I've decided to expand my horizons a bit and do some brisket.

I'm not going to lie, I'm terrified because I have no idea what I'm doing. I know that I need some serious time to cook it - which is part of the reason I have never done it before - but how much time on the smoker will I need to make a decent brisket?

Also any other tips you might offer would be appreciated.

Re: Brisket - Gene - 07-09-2007 05:52 PM

A rule of thumb is 1 hour per # in the 210-225 range, on my Traeger anyway. I'd maybe try the flats first in lieu of the whole brisket, weigh less = less time. I'd smoke it for 4 hours then, sorry Hoochie, I don't know where this term came from, maybe from some Oki, Texas crutch it. (Wrap it in foil) to finish it off. They can dry out as there isn't a lot of fat in them. At least the ones I get. The whole brisket is a different beast.

Re: Brisket - Tayster - 07-10-2007 08:36 AM

Thanks for the tips, Gene. When you say wrap it in foil after four hours to finish it off, how long does it need to cook in the foil?

Also, I know that pork butts can take a lot of smoke and not taste like a smoker's kiss, but I've heard that brisket is not as forgiving. Is that true? Should I cut back the chunks for brisket to one or two?

Re: Brisket - Gumbo - 07-11-2007 07:13 AM

If this is your first brisket, I'd recommend cooking a whole packer rather than just a flat. The flat is lean and is easy to dry out. Here's a foolproof way to turn out a great first brisket:

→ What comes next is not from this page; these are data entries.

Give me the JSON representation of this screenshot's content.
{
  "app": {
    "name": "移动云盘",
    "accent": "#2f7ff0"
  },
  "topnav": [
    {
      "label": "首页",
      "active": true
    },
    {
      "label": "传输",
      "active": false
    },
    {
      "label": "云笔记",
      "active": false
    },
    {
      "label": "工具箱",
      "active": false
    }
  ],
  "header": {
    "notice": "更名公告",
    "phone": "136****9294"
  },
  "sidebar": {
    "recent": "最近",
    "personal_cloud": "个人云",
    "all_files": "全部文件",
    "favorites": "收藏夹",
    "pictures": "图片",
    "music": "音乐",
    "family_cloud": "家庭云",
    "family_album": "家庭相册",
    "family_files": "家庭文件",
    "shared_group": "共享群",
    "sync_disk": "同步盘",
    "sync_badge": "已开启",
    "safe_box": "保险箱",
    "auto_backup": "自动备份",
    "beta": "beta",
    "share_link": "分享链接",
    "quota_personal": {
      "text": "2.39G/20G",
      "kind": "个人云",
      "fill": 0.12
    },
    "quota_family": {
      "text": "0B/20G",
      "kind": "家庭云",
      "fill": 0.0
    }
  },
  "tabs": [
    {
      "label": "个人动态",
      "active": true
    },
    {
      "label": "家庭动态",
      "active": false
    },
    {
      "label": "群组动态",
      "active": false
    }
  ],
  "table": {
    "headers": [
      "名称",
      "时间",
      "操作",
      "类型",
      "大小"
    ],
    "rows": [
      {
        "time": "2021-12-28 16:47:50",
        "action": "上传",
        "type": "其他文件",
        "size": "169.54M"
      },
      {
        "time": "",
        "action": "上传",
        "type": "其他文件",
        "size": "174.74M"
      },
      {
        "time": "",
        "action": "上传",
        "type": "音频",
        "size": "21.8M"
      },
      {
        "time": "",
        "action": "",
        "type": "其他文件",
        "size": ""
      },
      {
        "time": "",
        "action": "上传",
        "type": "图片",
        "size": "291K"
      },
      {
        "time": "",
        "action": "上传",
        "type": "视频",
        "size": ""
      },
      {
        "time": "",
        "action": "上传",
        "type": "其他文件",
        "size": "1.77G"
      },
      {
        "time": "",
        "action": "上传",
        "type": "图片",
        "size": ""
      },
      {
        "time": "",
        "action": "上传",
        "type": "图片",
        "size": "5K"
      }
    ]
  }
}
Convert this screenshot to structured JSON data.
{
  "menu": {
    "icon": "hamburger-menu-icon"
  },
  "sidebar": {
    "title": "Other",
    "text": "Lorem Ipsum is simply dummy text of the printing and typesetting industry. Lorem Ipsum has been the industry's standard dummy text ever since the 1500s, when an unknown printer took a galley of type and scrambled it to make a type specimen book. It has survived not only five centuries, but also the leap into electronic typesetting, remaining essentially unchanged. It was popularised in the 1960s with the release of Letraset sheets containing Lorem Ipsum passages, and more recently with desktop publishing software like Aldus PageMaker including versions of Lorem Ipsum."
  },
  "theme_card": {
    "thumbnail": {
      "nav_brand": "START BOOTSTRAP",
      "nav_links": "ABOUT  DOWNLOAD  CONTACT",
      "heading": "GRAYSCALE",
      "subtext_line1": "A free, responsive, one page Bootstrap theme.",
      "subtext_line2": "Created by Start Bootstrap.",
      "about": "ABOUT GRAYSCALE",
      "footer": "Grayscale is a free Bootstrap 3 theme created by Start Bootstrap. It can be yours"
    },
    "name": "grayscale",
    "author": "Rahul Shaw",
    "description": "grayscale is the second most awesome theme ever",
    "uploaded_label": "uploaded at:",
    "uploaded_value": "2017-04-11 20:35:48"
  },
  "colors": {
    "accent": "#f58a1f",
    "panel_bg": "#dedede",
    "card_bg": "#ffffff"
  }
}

1. Apply rub
2. Cook to 120 - 140 fat-side up, then flip to fat-side down.
3. Cook to 165, then foil. Return to smoker fat-side up.
4. Cook until the flat is 190. Then separate point from flat.
4a. Put foiled flat in a warm cooler to rest.
4b. Put point back in smoker for another couple hours.
5. Cube point for burnt ends or chop.
6. Slice flat cross grain.

You may also want to google scrutchfield brisket and try his recipe and technique. After you get a few under your belt you'll be able to start making adjustment to the above procedure.

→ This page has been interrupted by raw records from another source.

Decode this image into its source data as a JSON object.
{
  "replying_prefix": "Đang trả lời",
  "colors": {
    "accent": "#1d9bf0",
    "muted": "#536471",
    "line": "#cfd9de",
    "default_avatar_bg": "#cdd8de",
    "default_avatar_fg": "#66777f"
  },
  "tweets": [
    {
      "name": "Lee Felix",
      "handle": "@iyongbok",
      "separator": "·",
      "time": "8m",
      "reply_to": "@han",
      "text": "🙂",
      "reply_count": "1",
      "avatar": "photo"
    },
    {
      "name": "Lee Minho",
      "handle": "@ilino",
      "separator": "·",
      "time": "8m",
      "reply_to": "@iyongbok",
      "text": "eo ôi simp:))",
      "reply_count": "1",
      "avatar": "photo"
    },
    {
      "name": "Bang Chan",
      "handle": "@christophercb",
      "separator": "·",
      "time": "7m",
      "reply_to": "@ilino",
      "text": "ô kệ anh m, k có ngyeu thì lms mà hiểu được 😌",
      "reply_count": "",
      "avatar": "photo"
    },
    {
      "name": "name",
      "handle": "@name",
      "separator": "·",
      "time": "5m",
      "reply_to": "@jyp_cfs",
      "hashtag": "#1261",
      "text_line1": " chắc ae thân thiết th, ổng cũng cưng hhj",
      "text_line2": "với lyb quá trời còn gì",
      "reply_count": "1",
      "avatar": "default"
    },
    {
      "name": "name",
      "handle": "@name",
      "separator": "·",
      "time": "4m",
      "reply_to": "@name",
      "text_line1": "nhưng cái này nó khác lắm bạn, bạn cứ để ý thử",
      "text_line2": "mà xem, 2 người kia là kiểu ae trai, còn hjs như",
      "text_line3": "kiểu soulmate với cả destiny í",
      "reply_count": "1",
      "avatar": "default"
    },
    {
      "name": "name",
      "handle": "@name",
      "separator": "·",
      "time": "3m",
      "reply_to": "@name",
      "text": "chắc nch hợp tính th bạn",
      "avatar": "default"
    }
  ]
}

Good luck.

- Gumbo - 07-11-2007 07:17 AM

I forgot to address time: You can put a brisket in the night before and cook all night at 200. Then adjust the temp in the morning as needed to get it done. Or start it early in the morning. Remember that a brisket benefits immensley from a 1-4+ hour rest in a warm cooler. So if the brisket is done at noon, great. Let it rest foiled in the cooler until dinner time.

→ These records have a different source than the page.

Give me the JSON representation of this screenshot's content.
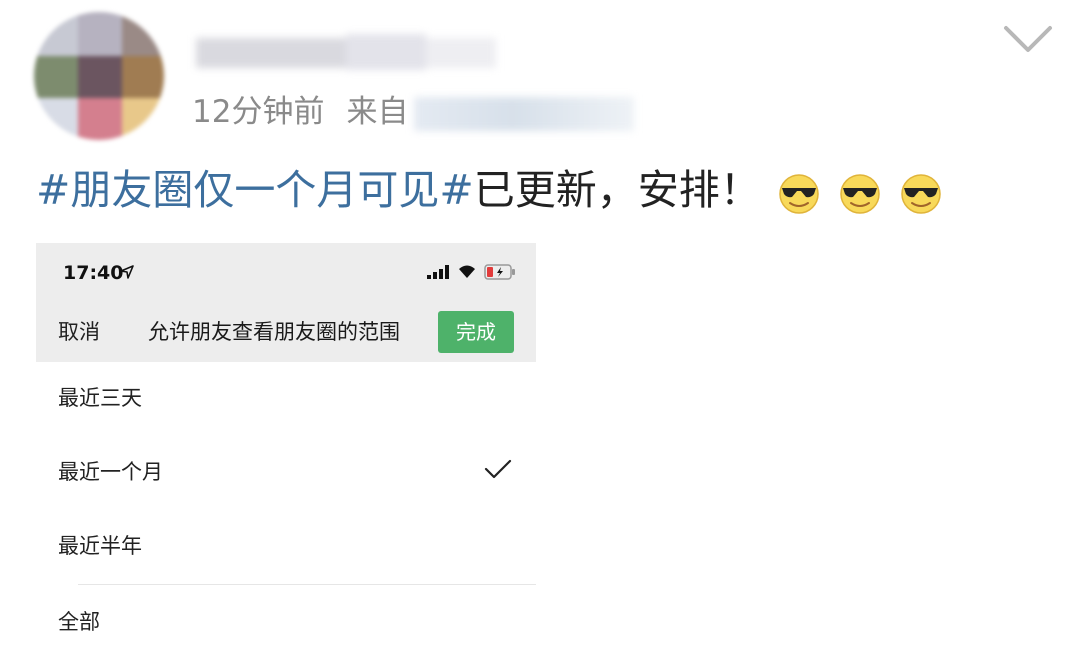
{
  "post": {
    "time": "12分钟前",
    "source_label": "来自",
    "hashtag": "#朋友圈仅一个月可见#",
    "text": "已更新，安排！",
    "emoji": [
      "cool-sunglasses-emoji",
      "cool-sunglasses-emoji",
      "cool-sunglasses-emoji"
    ]
  },
  "phone": {
    "status_time": "17:40",
    "cancel_label": "取消",
    "title": "允许朋友查看朋友圈的范围",
    "done_label": "完成",
    "options": [
      {
        "label": "最近三天",
        "selected": false
      },
      {
        "label": "最近一个月",
        "selected": true
      },
      {
        "label": "最近半年",
        "selected": false
      },
      {
        "label": "全部",
        "selected": false
      }
    ]
  },
  "colors": {
    "hashtag": "#3d6f9e",
    "done_button": "#4eb26a",
    "meta_text": "#8a8a8a",
    "phone_header_bg": "#ededed"
  }
}
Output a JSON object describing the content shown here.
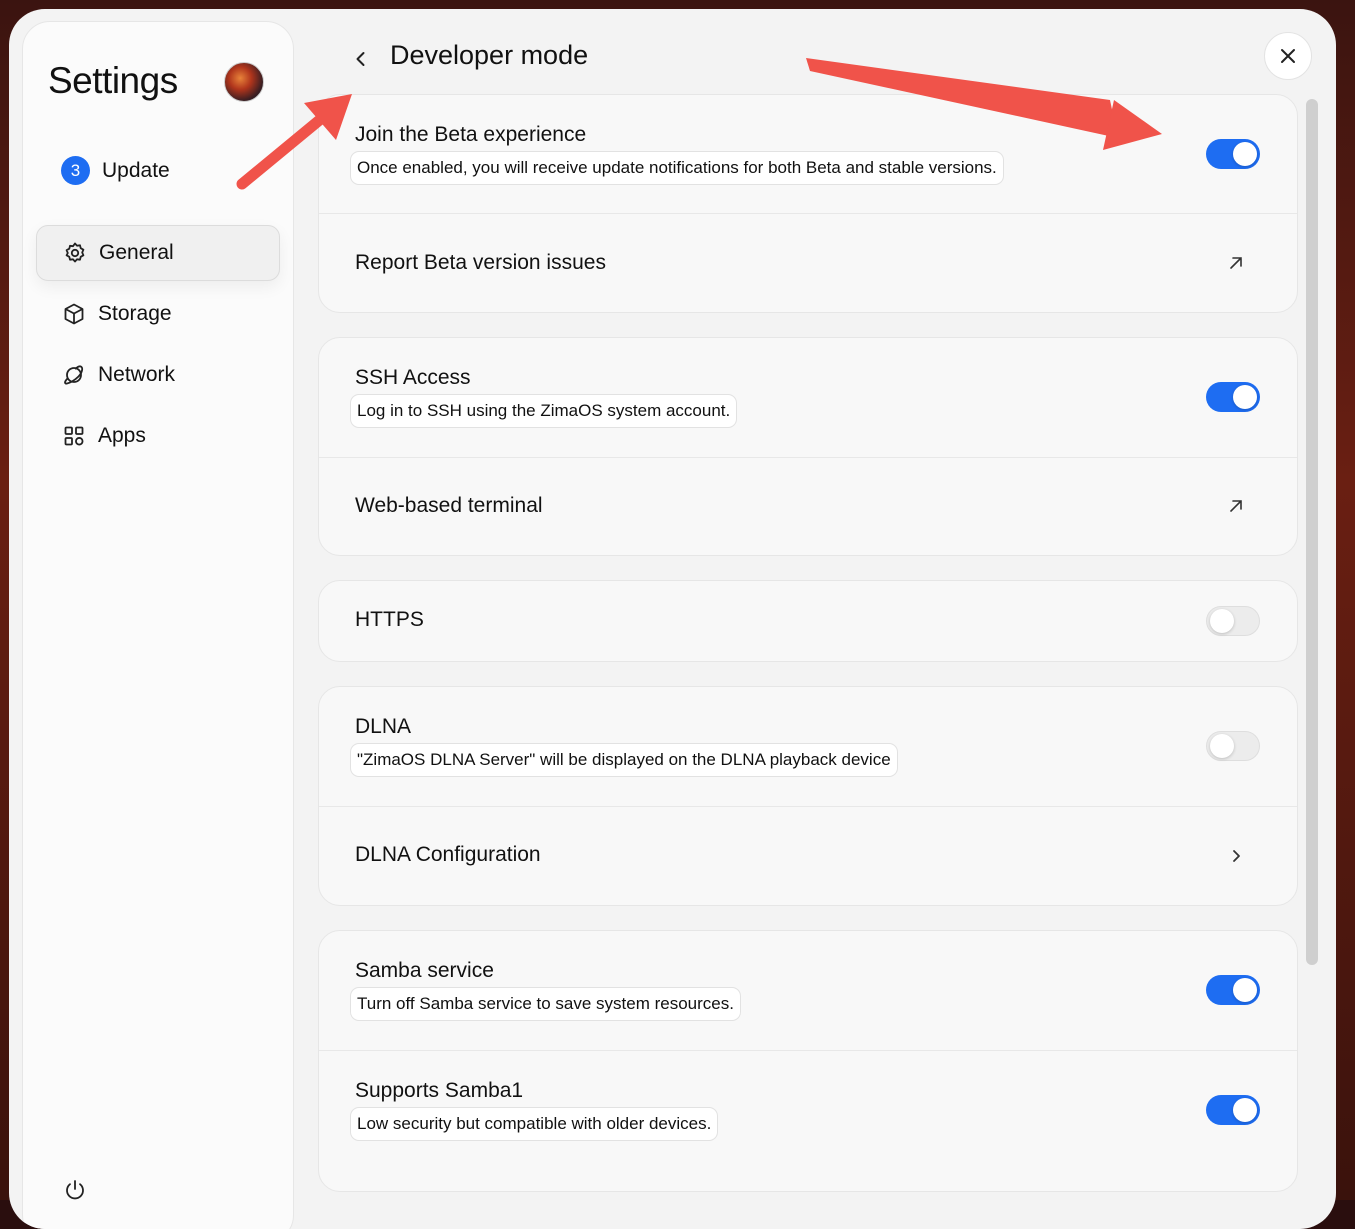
{
  "sidebar": {
    "title": "Settings",
    "update": {
      "count": "3",
      "label": "Update"
    },
    "items": [
      {
        "label": "General",
        "icon": "gear-icon",
        "active": true
      },
      {
        "label": "Storage",
        "icon": "box-icon"
      },
      {
        "label": "Network",
        "icon": "planet-icon"
      },
      {
        "label": "Apps",
        "icon": "grid-icon"
      }
    ],
    "footer_icon": "power-icon"
  },
  "header": {
    "title": "Developer mode"
  },
  "colors": {
    "accent": "#1e6df2",
    "annotation_arrow": "#f0534a"
  },
  "sections": [
    {
      "rows": [
        {
          "title": "Join the Beta experience",
          "desc": "Once enabled, you will receive update notifications for both Beta and stable versions.",
          "toggle": true
        },
        {
          "title": "Report Beta version issues",
          "trailing": "external-link-icon"
        }
      ]
    },
    {
      "rows": [
        {
          "title": "SSH Access",
          "desc": "Log in to SSH using the ZimaOS system account.",
          "toggle": true
        },
        {
          "title": "Web-based terminal",
          "trailing": "external-link-icon"
        }
      ]
    },
    {
      "rows": [
        {
          "title": "HTTPS",
          "toggle": false
        }
      ]
    },
    {
      "rows": [
        {
          "title": "DLNA",
          "desc": "\"ZimaOS DLNA Server\" will be displayed on the DLNA playback device",
          "toggle": false
        },
        {
          "title": "DLNA Configuration",
          "trailing": "chevron-right-icon"
        }
      ]
    },
    {
      "rows": [
        {
          "title": "Samba service",
          "desc": "Turn off Samba service to save system resources.",
          "toggle": true
        },
        {
          "title": "Supports Samba1",
          "desc": "Low security but compatible with older devices.",
          "toggle": true
        }
      ]
    }
  ]
}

Re: Brisket - Tayster - 07-11-2007 08:03 AM

Awesome, thanks for the help Gumbo. I'll make sure I post how it turned out.